Work order – Within the listing below, tally the lines where the word "skips" appears, and answer with nothing but the tally.

[Start of Attachment]

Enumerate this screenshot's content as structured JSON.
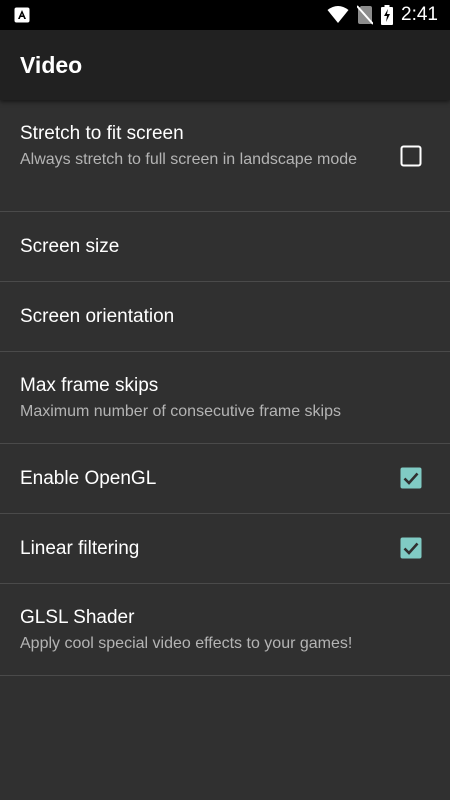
{
  "status_bar": {
    "left_icon": "app-notification-icon",
    "icons": [
      "wifi-icon",
      "no-sim-icon",
      "battery-charging-icon"
    ],
    "time": "2:41"
  },
  "app_bar": {
    "title": "Video"
  },
  "preferences": [
    {
      "title": "Stretch to fit screen",
      "summary": "Always stretch to full screen in landscape mode",
      "checkbox": true,
      "checked": false
    },
    {
      "title": "Screen size",
      "summary": ""
    },
    {
      "title": "Screen orientation",
      "summary": ""
    },
    {
      "title": "Max frame skips",
      "summary": "Maximum number of consecutive frame skips"
    },
    {
      "title": "Enable OpenGL",
      "summary": "",
      "checkbox": true,
      "checked": true
    },
    {
      "title": "Linear filtering",
      "summary": "",
      "checkbox": true,
      "checked": true
    },
    {
      "title": "GLSL Shader",
      "summary": "Apply cool special video effects to your games!"
    }
  ],
  "colors": {
    "background": "#303030",
    "app_bar": "#212121",
    "status_bar": "#000000",
    "accent": "#80cbc4",
    "divider": "#4a4a4a",
    "summary_text": "#b4b4b4"
  }
}
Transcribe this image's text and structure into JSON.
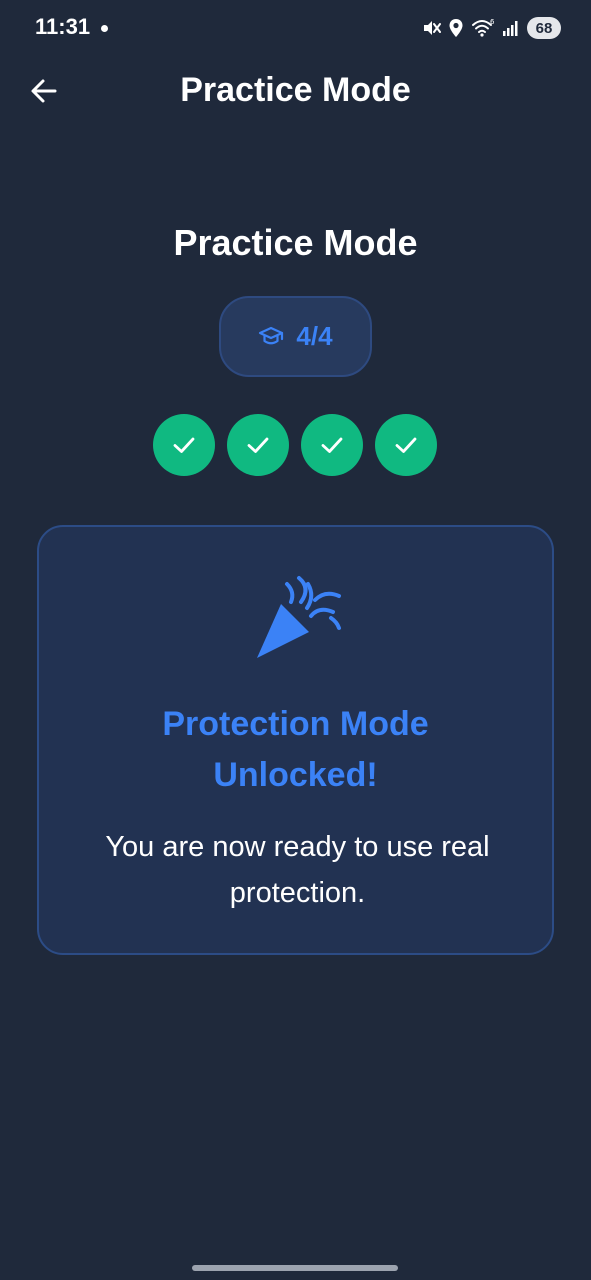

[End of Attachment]

Written response – 2